WALLER belonged to the same class as Suckling-the sportive, the sparkling, the polished, with fancy, wit, elegance of style, and easiness of versification at his command. Poetry was the plaything of his idle hours-the mistress, to whom he addressed his verses, was his real Muse. His lines on the Death of Oliver Cromwell are however serious, and even sublime.
MILTON was one of the four great English poets, who must certainly take precedence over all others, I mean himself, Spenser, Chaucer, and Shakespear. His subject is not common or natural indeed, but it is of preternatural grandeur and unavoidable interest. He is altogether a
serious poet; and in this differs from Chaucer and Shakespear, and resembles Spenser. He has sublimity in the highest degree: beauty in an equal degree; pathos in a degree next to the highest; perfect character in the conception of Satan, of Adam and Eve; fancy, learning, vividness of description, stateliness, decorum. He seems on a par with his subject in Paradise Lost; to raise it, and to be raised with it. His style is elaborate and powerful, and his versification, with occasional harshness and affectation, superior in harmony and variety to all other blank verse. It has the effect of a piece of fine music. His smaller pieces, Lycidas, L'Allegro, Il Penseroso, the Sonnets, &c. display proportionable excellence, from their beauty, sweetness, and elegance.
COWLEY is a writer of great sense, ingenuity, and learning, but as a poet, his fancy is quaint, far-fetched, and mechanical, and he has no other distinguishing quality whatever. To these objections his Anacreontics are a delightful exception. They are the perfection of that sort of gay, unpremeditated, lyrical effusion. They breathe the very spirit of love and wine. Most of his other pieces should be read for instruction, not for pleasure.

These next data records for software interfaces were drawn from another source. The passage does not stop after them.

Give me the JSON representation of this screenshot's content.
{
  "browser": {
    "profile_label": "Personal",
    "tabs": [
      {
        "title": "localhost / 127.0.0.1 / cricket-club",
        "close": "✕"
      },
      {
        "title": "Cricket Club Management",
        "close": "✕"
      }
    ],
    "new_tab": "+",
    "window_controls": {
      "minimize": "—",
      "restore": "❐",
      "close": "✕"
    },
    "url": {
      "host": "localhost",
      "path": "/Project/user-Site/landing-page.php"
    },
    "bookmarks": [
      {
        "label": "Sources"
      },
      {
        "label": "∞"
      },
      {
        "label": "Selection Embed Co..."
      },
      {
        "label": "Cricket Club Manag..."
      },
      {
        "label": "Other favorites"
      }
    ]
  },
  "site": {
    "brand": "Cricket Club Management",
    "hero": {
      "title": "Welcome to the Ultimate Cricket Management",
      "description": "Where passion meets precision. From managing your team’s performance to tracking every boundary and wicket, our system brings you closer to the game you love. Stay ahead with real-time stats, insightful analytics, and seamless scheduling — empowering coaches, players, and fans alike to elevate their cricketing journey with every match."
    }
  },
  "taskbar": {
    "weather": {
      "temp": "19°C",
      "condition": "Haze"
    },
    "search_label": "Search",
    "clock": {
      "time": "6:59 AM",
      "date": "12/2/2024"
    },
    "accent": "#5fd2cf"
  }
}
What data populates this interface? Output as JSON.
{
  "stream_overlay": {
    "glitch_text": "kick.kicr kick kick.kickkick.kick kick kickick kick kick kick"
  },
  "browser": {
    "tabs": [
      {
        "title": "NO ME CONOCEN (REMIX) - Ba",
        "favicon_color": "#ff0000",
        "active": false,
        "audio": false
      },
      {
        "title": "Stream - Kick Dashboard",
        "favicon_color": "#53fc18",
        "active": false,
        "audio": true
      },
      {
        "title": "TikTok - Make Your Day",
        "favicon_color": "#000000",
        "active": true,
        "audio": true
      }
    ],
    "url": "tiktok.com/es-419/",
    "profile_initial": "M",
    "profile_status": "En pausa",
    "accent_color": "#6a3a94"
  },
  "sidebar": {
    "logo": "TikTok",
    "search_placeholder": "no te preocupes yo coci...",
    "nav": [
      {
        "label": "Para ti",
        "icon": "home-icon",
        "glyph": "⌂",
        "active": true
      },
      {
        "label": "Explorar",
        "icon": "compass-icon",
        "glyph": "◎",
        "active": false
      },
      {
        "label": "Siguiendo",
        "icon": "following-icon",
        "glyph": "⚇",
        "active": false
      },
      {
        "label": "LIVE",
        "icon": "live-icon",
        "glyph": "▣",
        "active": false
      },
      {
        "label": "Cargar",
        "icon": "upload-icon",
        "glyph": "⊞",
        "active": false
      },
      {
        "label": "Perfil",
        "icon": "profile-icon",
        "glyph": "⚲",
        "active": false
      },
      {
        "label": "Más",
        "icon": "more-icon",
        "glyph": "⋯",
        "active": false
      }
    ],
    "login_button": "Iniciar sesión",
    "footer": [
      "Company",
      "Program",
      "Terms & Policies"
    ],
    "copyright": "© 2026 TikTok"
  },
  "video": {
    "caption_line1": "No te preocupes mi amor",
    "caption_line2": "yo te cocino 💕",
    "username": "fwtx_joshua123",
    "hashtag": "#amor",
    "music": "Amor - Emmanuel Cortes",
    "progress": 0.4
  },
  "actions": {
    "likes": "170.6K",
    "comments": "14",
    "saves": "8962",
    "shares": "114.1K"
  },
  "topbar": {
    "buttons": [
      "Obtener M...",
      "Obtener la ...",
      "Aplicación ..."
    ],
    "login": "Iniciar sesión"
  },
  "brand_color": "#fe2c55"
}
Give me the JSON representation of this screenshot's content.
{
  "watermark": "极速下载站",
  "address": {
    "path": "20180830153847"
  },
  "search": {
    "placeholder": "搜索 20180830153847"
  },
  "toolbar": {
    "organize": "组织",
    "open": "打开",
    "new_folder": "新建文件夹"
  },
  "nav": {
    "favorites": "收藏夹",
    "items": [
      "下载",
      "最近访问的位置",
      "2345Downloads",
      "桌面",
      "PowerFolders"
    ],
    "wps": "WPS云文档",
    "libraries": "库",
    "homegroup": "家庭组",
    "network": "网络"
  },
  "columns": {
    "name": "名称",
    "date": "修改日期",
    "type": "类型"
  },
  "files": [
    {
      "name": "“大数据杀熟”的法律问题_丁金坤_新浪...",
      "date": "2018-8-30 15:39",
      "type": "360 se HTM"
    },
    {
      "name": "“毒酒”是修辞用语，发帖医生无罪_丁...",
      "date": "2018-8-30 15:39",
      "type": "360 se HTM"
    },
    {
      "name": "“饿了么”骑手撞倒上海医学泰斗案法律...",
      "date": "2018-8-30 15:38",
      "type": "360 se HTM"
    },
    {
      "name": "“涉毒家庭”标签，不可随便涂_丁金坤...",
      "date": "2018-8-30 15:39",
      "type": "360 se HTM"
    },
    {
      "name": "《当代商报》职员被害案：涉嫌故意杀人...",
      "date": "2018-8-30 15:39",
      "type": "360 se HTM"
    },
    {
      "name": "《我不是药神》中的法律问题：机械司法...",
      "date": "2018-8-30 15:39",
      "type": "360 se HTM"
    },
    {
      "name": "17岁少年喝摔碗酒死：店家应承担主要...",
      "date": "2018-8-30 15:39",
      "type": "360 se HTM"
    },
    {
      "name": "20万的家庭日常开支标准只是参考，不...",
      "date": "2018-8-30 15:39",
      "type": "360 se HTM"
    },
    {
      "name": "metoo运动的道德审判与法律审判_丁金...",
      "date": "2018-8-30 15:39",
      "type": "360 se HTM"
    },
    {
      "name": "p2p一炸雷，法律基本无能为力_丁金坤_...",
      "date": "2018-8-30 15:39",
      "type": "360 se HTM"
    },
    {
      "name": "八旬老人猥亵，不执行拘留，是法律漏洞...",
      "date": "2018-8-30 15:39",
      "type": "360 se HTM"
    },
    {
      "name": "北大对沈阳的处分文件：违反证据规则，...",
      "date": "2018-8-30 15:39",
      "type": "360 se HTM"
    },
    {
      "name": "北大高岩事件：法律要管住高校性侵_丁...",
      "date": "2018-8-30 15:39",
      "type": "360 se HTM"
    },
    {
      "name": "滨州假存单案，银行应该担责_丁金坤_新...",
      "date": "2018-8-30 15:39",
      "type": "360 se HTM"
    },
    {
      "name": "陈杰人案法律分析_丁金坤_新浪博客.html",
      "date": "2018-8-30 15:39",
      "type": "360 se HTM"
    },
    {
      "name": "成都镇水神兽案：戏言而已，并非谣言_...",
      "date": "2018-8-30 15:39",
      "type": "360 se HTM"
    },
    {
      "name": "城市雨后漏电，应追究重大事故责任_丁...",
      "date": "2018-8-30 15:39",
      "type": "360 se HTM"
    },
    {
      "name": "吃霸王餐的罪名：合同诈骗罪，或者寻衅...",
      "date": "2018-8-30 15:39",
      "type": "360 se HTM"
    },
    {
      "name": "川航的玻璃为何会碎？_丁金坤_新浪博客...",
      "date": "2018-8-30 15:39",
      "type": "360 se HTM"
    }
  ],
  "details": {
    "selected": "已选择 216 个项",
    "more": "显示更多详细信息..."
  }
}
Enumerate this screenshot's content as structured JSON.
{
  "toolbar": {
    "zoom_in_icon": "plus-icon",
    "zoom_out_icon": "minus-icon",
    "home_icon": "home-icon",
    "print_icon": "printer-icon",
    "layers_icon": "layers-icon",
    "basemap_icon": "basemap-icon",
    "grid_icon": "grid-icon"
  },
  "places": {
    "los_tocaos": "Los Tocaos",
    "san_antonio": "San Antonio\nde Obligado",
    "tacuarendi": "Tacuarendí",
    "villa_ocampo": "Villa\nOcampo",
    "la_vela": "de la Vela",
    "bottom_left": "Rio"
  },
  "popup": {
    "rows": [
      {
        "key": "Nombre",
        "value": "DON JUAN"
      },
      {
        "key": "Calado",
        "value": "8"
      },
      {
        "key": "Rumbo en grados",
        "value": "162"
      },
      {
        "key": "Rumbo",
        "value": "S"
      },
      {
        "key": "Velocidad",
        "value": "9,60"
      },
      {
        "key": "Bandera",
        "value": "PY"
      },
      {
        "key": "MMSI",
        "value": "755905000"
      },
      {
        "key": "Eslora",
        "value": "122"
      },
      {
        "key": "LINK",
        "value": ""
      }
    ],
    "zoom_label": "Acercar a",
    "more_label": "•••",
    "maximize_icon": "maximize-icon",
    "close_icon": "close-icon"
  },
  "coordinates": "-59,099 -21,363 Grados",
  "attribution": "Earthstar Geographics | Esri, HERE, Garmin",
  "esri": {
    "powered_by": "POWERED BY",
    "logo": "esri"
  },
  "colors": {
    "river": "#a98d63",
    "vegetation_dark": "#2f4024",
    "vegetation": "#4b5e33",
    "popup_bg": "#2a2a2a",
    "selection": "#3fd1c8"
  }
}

MARVELL is a writer almost forgotten: but undeservedly so. His poetical reputation seems to have sunk with his political party. His satires were coarse, quaint, and virulent; but his other productions are full of a lively, tender, and elegant fancy. His verses leave an echo on the ear, and find one in the heart. See those entitled BERMUDAS, TO HIS COY MISTRESS, ON THE DEATH OF A FAWN, &c.
BUTLER (the author of Hudibras) has undoubtedly more wit than any other writer in the language. He has little besides to recommend him, if we except strong sense, and a laudable contempt of absurdity and hypocrisy. He has little story, little character, and no great humour in his singular poem. The invention of the fable seems borrowed from Don Quixote. He has however prodigious merit in his style, and in the fabrication of his rhymes.
Sir JOHN DENHAM'S fame rests chiefly on his Cooper's Hill. This poem is a mixture of the descriptive and didactic, and has given birth to many poems on the same plan since. His forte is strong, sound sense, and easy, unaffected, manly verse.